The overarching theme of our #FoodTalks in 2020 is ‘We are all emergency respondents now.’ We want to explore in what ways our food systems need to be transformed in order to tackle the intersecting climate, biodiversity, obesity and democracy emergencies – and now, urgently, the Covid-19 pandemic. The coronavirus is proving devastating for people and businesses alike. It is also putting the food sector through its toughest test in living memory.
The UK will bounce back, but let’s not bounce back to business-as-usual. Let’s reset how our food systems work and make them fair for all. In our first #FoodTalks of the year, we looked at the initial emergency response to the crisis. Amidst the distress, uncertainty and sporadic stockpiling that the pandemic has unleashed, we have seen people, organisations and communities responding in amazing ways. But emergency food aid is a short-term response. How do we ensure we do not further entrench a model that doesn’t tackle root causes, and instead focus on resilience?
In this, our second #FoodTalks, we explored how we can switch from emergency to recovery in our response.
The NHS was born following WWII. What will emerge from COVID-19? Once we are through the worst of this pandemic, what opportunities might there be to build the foundations for a new world and new food systems? How can we help food systems bounce back onto a more resilient, fairer path? We, as a collective, need to discuss what resilient food systems mean and what practical steps we should take to create lasting positive change.
In challenging times, it is important to carve out spaces to discuss the issues we face, to share thoughts, experience and expertise, and to work out ways to collectively move forward. This event was an online discussion, hosted by Dan Crossley, Executive Director of the Food Ethics Council, and included short contributions from food, economic, and systems change experts:
- Trewin Restorick, CEO of Hubbub
- Henry Leveson-Gower, founder/ CEO, Promoting Economic Pluralism; editor, Mint Magazine
- Jyoti Fernandes, Landworkers’ Alliance
- Professor Corinna Hawkes, Centre for Food Policy, City, University of London
- Pete Ritchie, Director of Nourish Scotland and member of the Food Ethics Council
The event was aimed at people working to create positive change in the food system (including London Food Link members) and members of Impact Hub Kings Cross, but was open to all.

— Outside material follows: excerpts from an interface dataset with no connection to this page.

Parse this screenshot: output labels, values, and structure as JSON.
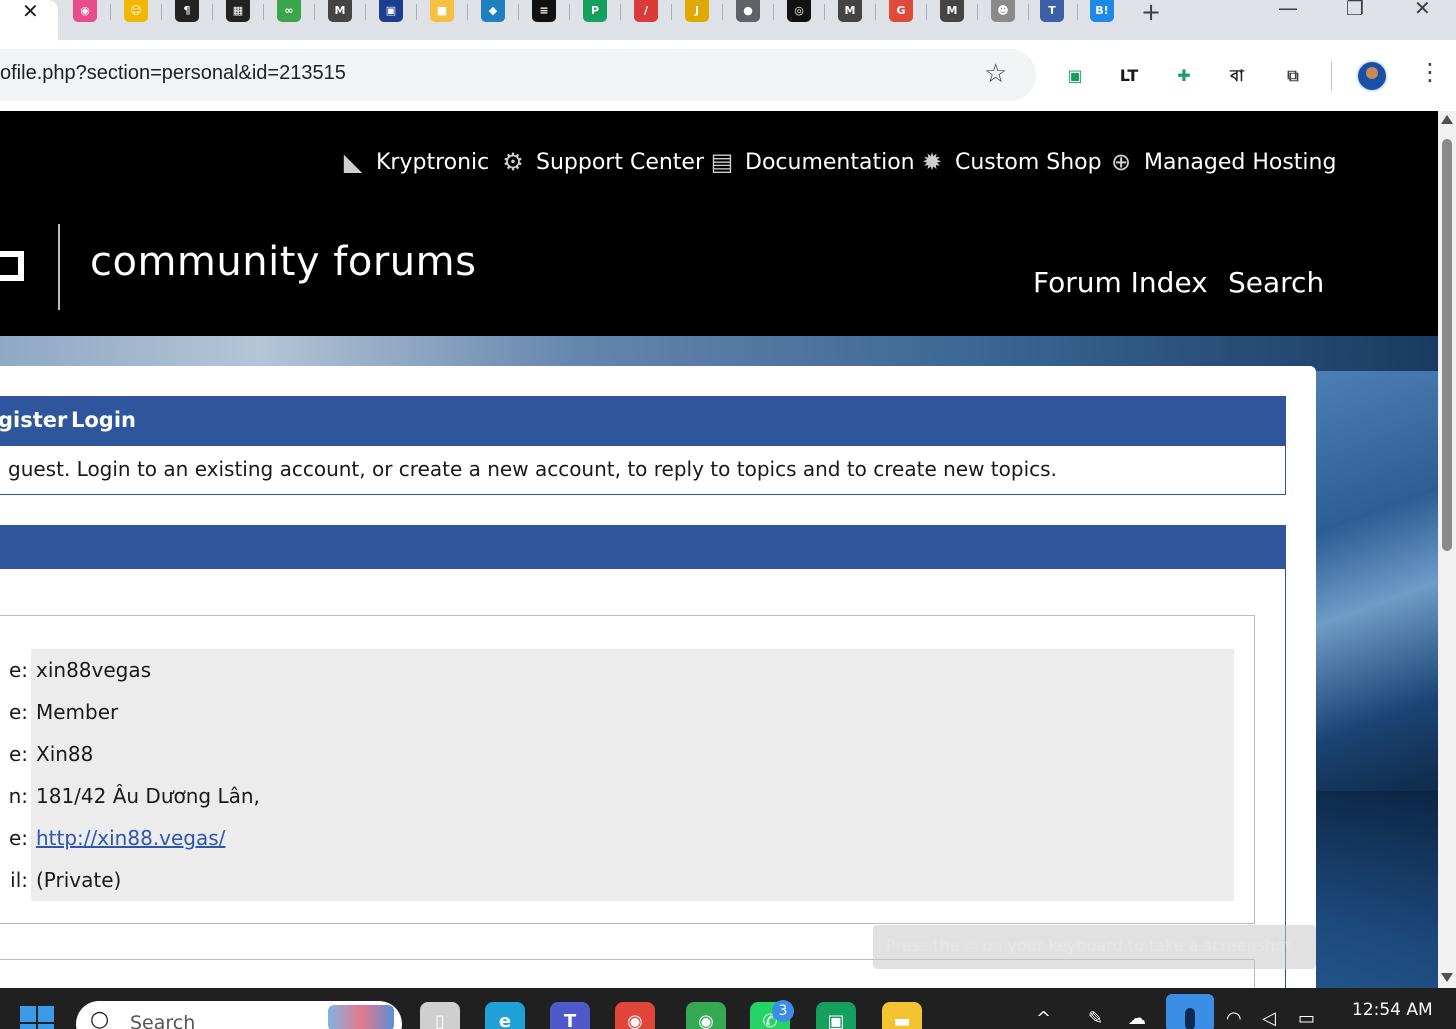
{
  "browser": {
    "active_tab_close": "✕",
    "new_tab": "+",
    "window_controls": {
      "minimize": "—",
      "restore": "❐",
      "close": "✕"
    },
    "tab_favicons": [
      {
        "icon": "color-wheel-icon",
        "glyph": "◉",
        "color": "#e84c8a"
      },
      {
        "icon": "emoji-icon",
        "glyph": "☺",
        "color": "#f2b705"
      },
      {
        "icon": "pilcrow-icon",
        "glyph": "¶",
        "color": "#222222"
      },
      {
        "icon": "grid-logo-icon",
        "glyph": "▦",
        "color": "#222222"
      },
      {
        "icon": "link-icon",
        "glyph": "∞",
        "color": "#3aa54a"
      },
      {
        "icon": "m-logo-icon",
        "glyph": "M",
        "color": "#444444"
      },
      {
        "icon": "save-icon",
        "glyph": "▣",
        "color": "#1e3d8f"
      },
      {
        "icon": "note-icon",
        "glyph": "■",
        "color": "#f6c142"
      },
      {
        "icon": "diamond-icon",
        "glyph": "◆",
        "color": "#1f7fbf"
      },
      {
        "icon": "stripes-icon",
        "glyph": "≡",
        "color": "#111111"
      },
      {
        "icon": "p-logo-icon",
        "glyph": "P",
        "color": "#16a05d"
      },
      {
        "icon": "slash-icon",
        "glyph": "/",
        "color": "#d93b3b"
      },
      {
        "icon": "jobs-icon",
        "glyph": "J",
        "color": "#e0a800"
      },
      {
        "icon": "globe-icon",
        "glyph": "●",
        "color": "#5f6368"
      },
      {
        "icon": "github-icon",
        "glyph": "◎",
        "color": "#111111"
      },
      {
        "icon": "m-logo-icon",
        "glyph": "M",
        "color": "#444444"
      },
      {
        "icon": "gc-logo-icon",
        "glyph": "G",
        "color": "#e04a3a"
      },
      {
        "icon": "m-logo-icon",
        "glyph": "M",
        "color": "#444444"
      },
      {
        "icon": "cartoon-icon",
        "glyph": "☻",
        "color": "#8a8a8a"
      },
      {
        "icon": "tot-logo-icon",
        "glyph": "T",
        "color": "#3c5fa8"
      },
      {
        "icon": "b-logo-icon",
        "glyph": "B!",
        "color": "#1e88e5"
      }
    ]
  },
  "toolbar": {
    "url": "ofile.php?section=personal&id=213515",
    "star": "☆",
    "extensions": [
      {
        "icon": "cassette-icon",
        "glyph": "▣",
        "color": "#16a05d"
      },
      {
        "icon": "languagetool-icon",
        "glyph": "LT",
        "color": "#1a1a1a"
      },
      {
        "icon": "add-puzzle-icon",
        "glyph": "✚",
        "color": "#16a05d"
      },
      {
        "icon": "bengali-letter-icon",
        "glyph": "বা",
        "color": "#1a1a1a"
      },
      {
        "icon": "puzzle-icon",
        "glyph": "⧉",
        "color": "#3c4043"
      }
    ],
    "menu": "⋮"
  },
  "header": {
    "top_nav": [
      {
        "label": "Kryptronic",
        "icon": "kryptronic-logo-icon",
        "glyph": "◣"
      },
      {
        "label": "Support Center",
        "icon": "support-gear-icon",
        "glyph": "⚙"
      },
      {
        "label": "Documentation",
        "icon": "document-icon",
        "glyph": "▤"
      },
      {
        "label": "Custom Shop",
        "icon": "cog-icon",
        "glyph": "✹"
      },
      {
        "label": "Managed Hosting",
        "icon": "globe-icon",
        "glyph": "⊕"
      }
    ],
    "brand": "community forums",
    "main_nav": [
      {
        "label": "Forum Index"
      },
      {
        "label": "Search"
      }
    ]
  },
  "menu_bar": {
    "register": "gister",
    "login": "Login"
  },
  "notice": " guest. Login to an existing account, or create a new account, to reply to topics and to create new topics.",
  "profile": {
    "rows": [
      {
        "label": "e:",
        "value": "xin88vegas",
        "is_link": false
      },
      {
        "label": "e:",
        "value": "Member",
        "is_link": false
      },
      {
        "label": "e:",
        "value": "Xin88",
        "is_link": false
      },
      {
        "label": "n:",
        "value": "181/42 Âu Dương Lân,",
        "is_link": false
      },
      {
        "label": "e:",
        "value": "http://xin88.vegas/",
        "is_link": true
      },
      {
        "label": "il:",
        "value": "(Private)",
        "is_link": false
      }
    ]
  },
  "toast": "Press the ⎙ on your keyboard to take a screenshot",
  "taskbar": {
    "search_placeholder": "Search",
    "search_glyph": "○",
    "apps": [
      {
        "icon": "file-icon",
        "glyph": "▯",
        "color": "#cfcfcf"
      },
      {
        "icon": "edge-icon",
        "glyph": "e",
        "color": "#1fa1d8"
      },
      {
        "icon": "teams-icon",
        "glyph": "T",
        "color": "#5059c9"
      },
      {
        "icon": "chrome-profile-icon",
        "glyph": "◉",
        "color": "#e0453a"
      },
      {
        "icon": "chrome-icon",
        "glyph": "◉",
        "color": "#34a853"
      },
      {
        "icon": "whatsapp-icon",
        "glyph": "✆",
        "color": "#25d366"
      },
      {
        "icon": "cassette-icon",
        "glyph": "▣",
        "color": "#16a05d"
      },
      {
        "icon": "folder-icon",
        "glyph": "▬",
        "color": "#f4c430"
      }
    ],
    "whatsapp_badge": "3",
    "tray_chevron": "^",
    "tray_icons": [
      {
        "icon": "pen-icon",
        "glyph": "✎"
      },
      {
        "icon": "cloud-icon",
        "glyph": "☁"
      },
      {
        "icon": "wifi-icon",
        "glyph": "◠"
      },
      {
        "icon": "volume-icon",
        "glyph": "◁"
      },
      {
        "icon": "battery-icon",
        "glyph": "▭"
      }
    ],
    "clock": "12:54 AM"
  }
}
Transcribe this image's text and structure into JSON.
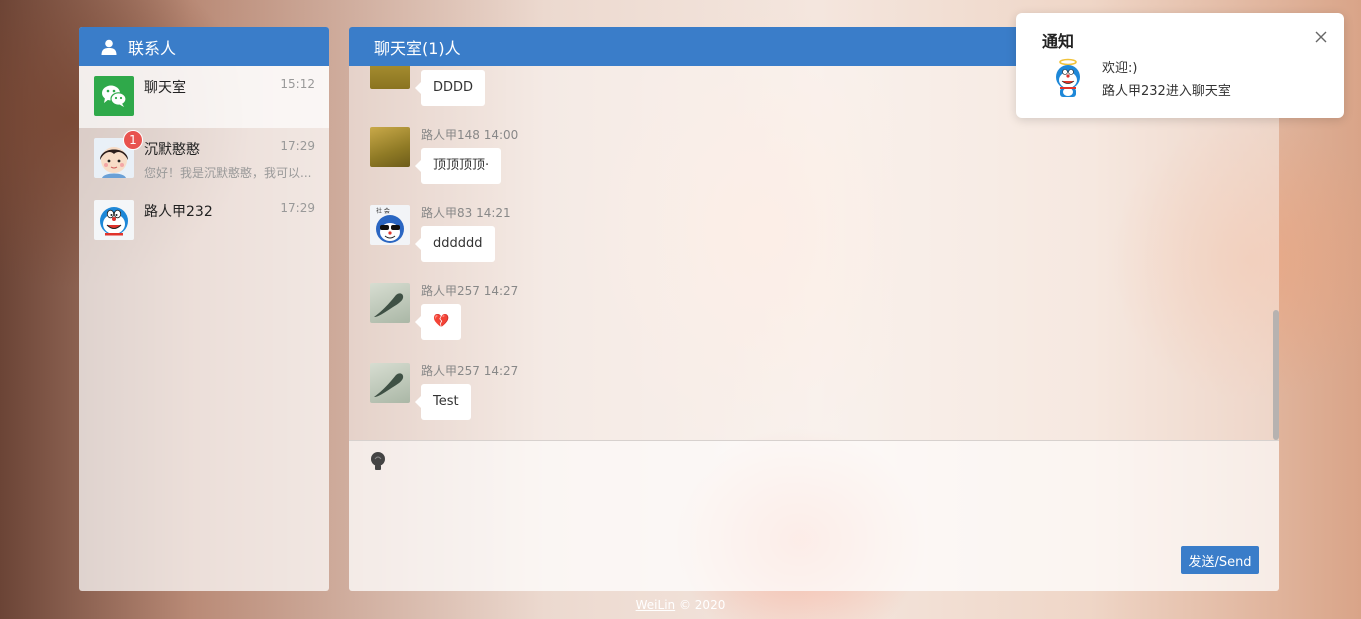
{
  "contacts_panel": {
    "title": "联系人",
    "items": [
      {
        "name": "聊天室",
        "time": "15:12",
        "preview": ""
      },
      {
        "name": "沉默憨憨",
        "time": "17:29",
        "preview": "您好！我是沉默憨憨，我可以...",
        "badge": "1"
      },
      {
        "name": "路人甲232",
        "time": "17:29",
        "preview": ""
      }
    ]
  },
  "chat": {
    "title": "聊天室(1)人",
    "messages": [
      {
        "meta": "",
        "text": "DDDD"
      },
      {
        "meta": "路人甲148 14:00",
        "text": "顶顶顶顶·"
      },
      {
        "meta": "路人甲83 14:21",
        "text": "dddddd"
      },
      {
        "meta": "路人甲257 14:27",
        "text": "💔"
      },
      {
        "meta": "路人甲257 14:27",
        "text": "Test"
      }
    ],
    "send_label": "发送/Send"
  },
  "footer": {
    "author": "WeiLin",
    "copyright": "© 2020"
  },
  "notification": {
    "title": "通知",
    "line1": "欢迎:)",
    "line2": "路人甲232进入聊天室"
  },
  "colors": {
    "accent": "#3a7dc9",
    "badge": "#e8534f",
    "wechat_green": "#2fa94a"
  }
}
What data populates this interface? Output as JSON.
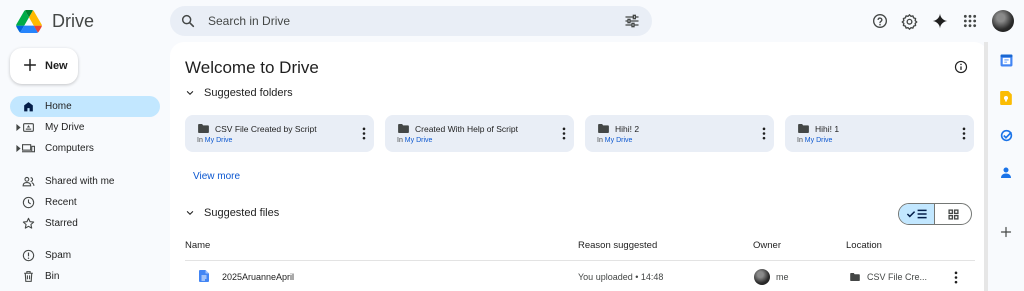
{
  "app": {
    "name": "Drive"
  },
  "search": {
    "placeholder": "Search in Drive"
  },
  "sidebar": {
    "new_label": "New",
    "items": [
      {
        "label": "Home",
        "icon": "home-icon",
        "active": true
      },
      {
        "label": "My Drive",
        "icon": "my-drive-icon"
      },
      {
        "label": "Computers",
        "icon": "computers-icon"
      },
      {
        "label": "Shared with me",
        "icon": "shared-icon"
      },
      {
        "label": "Recent",
        "icon": "clock-icon"
      },
      {
        "label": "Starred",
        "icon": "star-icon"
      },
      {
        "label": "Spam",
        "icon": "spam-icon"
      },
      {
        "label": "Bin",
        "icon": "bin-icon"
      }
    ]
  },
  "main": {
    "title": "Welcome to Drive",
    "suggested_folders_label": "Suggested folders",
    "folders": [
      {
        "name": "CSV File Created by Script",
        "location_prefix": "In",
        "location": "My Drive"
      },
      {
        "name": "Created With Help of Script",
        "location_prefix": "In",
        "location": "My Drive"
      },
      {
        "name": "Hihi! 2",
        "location_prefix": "In",
        "location": "My Drive"
      },
      {
        "name": "Hihi! 1",
        "location_prefix": "In",
        "location": "My Drive"
      }
    ],
    "view_more": "View more",
    "suggested_files_label": "Suggested files",
    "columns": {
      "name": "Name",
      "reason": "Reason suggested",
      "owner": "Owner",
      "location": "Location"
    },
    "files": [
      {
        "name": "2025AruanneApril",
        "reason": "You uploaded • 14:48",
        "owner": "me",
        "location": "CSV File Cre..."
      }
    ]
  },
  "colors": {
    "accent": "#0b57d0",
    "active_nav": "#c2e7ff",
    "search_bg": "#e9eef6"
  }
}
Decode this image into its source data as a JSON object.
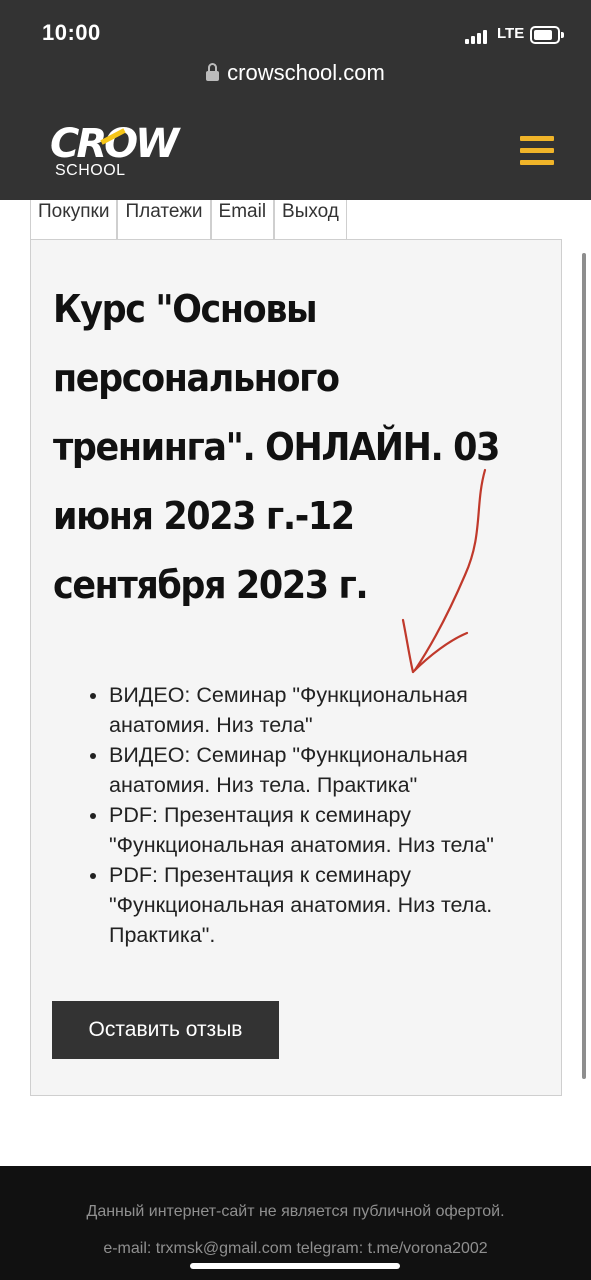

Below you can download summary of the many questions, insights, experiences, and knowledge shared between the four speakers and 250+ participants. The video recording can be found here.